Does your child act totally out of character when he or she is worried about food? Have you been screamed at, or kicked? Have you had a plate of pasta tipped onto your lap in a restaurant? Has your child run away?
After a highly charged event when your child (and perhaps yourself) have been very reactive, you could choose to initiate dialogue. The idea is to:
- take care of yourself (because you're hurt)
- take care of your child (because he or she needs safety and understanding) and
- repair your relationship
You might also be looking for solutions or agreements so that whatever happened won’t happen again.
Eating disorders tend to make emotions run high. What can parents do after the fireworks?
My experience is that while the eating disorder is raging, this kind of conversation is near impossible. Our children are in such a state of turmoil that they simply don’t have the space to connect with themselves or with us. But once you’ve moved on from this stage, how can you talk with your child about her latest outburst?
It’s wise to prepare for this kind of conversation with some self-compassion, so that you can be really present to your child. Your body language might give a lot away if you’re still hurting, and your child may not be well enough to bear it.

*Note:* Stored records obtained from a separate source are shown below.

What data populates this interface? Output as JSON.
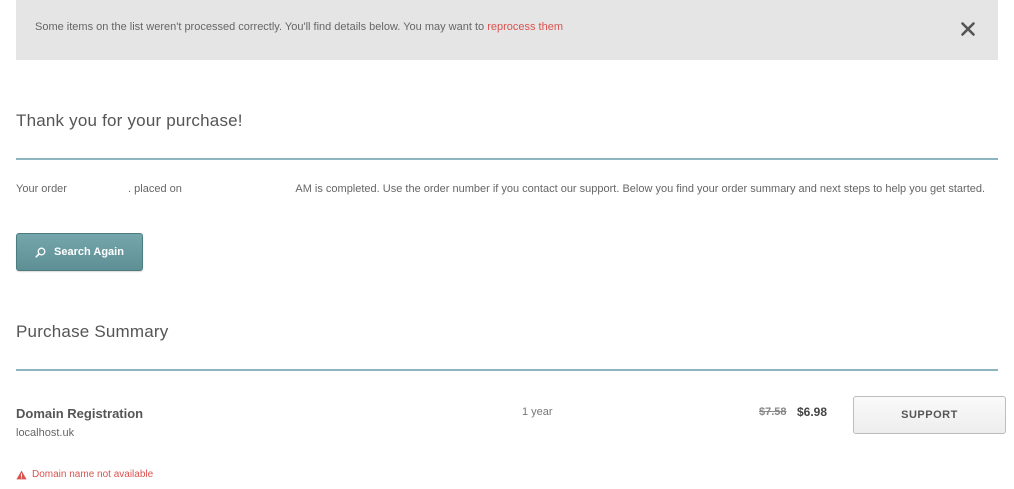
{
  "alert": {
    "message": "Some items on the list weren't processed correctly. You'll find details below. You may want to ",
    "link_text": "reprocess them",
    "close_icon": "close-icon"
  },
  "confirmation": {
    "title": "Thank you for your purchase!",
    "text_before_order": "Your order ",
    "text_placed_on": ". placed on ",
    "text_after_date": " AM is completed. Use the order number if you contact our support. Below you find your order summary and next steps to help you get started."
  },
  "search_button": {
    "label": "Search Again",
    "icon": "search-icon"
  },
  "summary": {
    "title": "Purchase Summary",
    "items": [
      {
        "name": "Domain Registration",
        "domain": "localhost.uk",
        "term": "1 year",
        "price_old": "$7.58",
        "price_new": "$6.98",
        "support_label": "SUPPORT",
        "error": "Domain name not available"
      }
    ]
  },
  "colors": {
    "accent": "#8eb4c0",
    "button_teal": "#6a9ba0",
    "error_red": "#d9534f",
    "alert_bg": "#e5e5e5"
  }
}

In Chapter 14 of my book, I guide you through mending conversations. The aim is to nurture the relationship, and if necessary to work out how to prevent a recurrence of what happened.